At 6:16 a.m., a Massachusetts CAP airplane reported a strong 121.5 MHz signal in the vicinity of Chester, Mass. At least one ground team responded to that location. The Massachusetts State Police notified the New York State Police Air Wing of the ongoing search and requested helicopters to search the areas of Sharon and Sheffield. At approximately 8:00, two New York State Police helicopters launched.
At 8:42, a Massachusetts CAP airplane reported another strong ELT signal in the area of Chester, and a Connecticut CAP ground team again responded to the coordinates with negative results. At 9:48, a Massachusetts CAP airplane reported another strong ELT signal. The Connecticut CAP ground team met up with a Massachusetts CAP ground team and drove to the area of those coordinates.
While these two ground teams were en route to the latest coordinates, Boston controllers called AFRCC and provided a new last-known position based on a second NTAP data extraction. When Boston controllers performed the original data extraction, they didn’t realize that the program switched to a subsequent recording tape during a small gap in the radar returns. After reviewing the data the next morning, the error became apparent.
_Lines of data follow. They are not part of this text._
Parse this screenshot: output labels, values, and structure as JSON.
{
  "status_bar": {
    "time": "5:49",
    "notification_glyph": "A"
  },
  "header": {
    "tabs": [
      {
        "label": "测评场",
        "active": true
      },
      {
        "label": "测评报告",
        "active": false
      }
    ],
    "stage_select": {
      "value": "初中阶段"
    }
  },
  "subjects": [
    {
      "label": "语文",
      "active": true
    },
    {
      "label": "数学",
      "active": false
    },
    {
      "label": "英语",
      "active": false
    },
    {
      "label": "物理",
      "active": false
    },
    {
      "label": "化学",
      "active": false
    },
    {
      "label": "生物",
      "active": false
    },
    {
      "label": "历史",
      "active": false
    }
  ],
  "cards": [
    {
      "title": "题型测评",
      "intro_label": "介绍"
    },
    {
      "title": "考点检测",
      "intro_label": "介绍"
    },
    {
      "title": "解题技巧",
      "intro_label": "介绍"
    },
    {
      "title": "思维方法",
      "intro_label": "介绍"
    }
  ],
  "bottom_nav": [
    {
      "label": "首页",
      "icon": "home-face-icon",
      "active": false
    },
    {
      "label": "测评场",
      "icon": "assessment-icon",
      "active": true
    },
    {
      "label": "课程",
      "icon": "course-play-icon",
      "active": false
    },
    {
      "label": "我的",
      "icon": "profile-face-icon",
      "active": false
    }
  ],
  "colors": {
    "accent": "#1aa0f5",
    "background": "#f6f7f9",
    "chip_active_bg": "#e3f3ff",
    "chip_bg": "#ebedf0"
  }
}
AFRCC provided the new last-known position to the Massachusetts CAP at 10:43. In the meantime, the two New York State Police helicopters refueled at Great Barrington Airport. During refueling, the pilots received new search coordinates. At 10:57, the Connecticut and Massachusetts CAP ground teams reached a road intersection, near coordinates provided by the Massachusetts CAP airplane. The ground teams were led into the woods by the search airplane at 11:00. At 12:15, one of the New York State Police helicopters arrived at the new coordinates, which were approximately three miles west of the crash site. After a short search, the wreckage of the airplane was located at 12:26 p.m. The fuselage was almost intact. The aircraft’s wings had been ripped off. One of the survivors put an arm outside of the cabin, waving to rescuers. One of the children was found alive about 40 feet from the cabin.
The weather observation taken at Pittsfield, Mass., about 15 miles north of the accident site, at about the time of the accident included wind from 300 degrees at 16 knots, gusting to 22 knots; visibility eight miles; few clouds at 900 feet, broken ceiling at 1,300 feet, overcast at 1,800 feet; temperature one degree C; dew point minus-two degrees C.
The NTSB determined that the probable cause of this accident was the pilot’s improper decision to attempt a VFR flight in marginal VFR weather conditions over mountainous terrain, which resulted in an in-flight collision with trees. Factors in this accident were clouds and night-light conditions.
Peter Katz is editor and publisher of NTSB Reporter, an independent monthly update on aircraft accident investigations and other news concerning the National Transportation Safety Board. To subscribe, write to: NTSB Reporter, Subscription Dept., P.O. Box 831, White Plains, NY 10602-0831.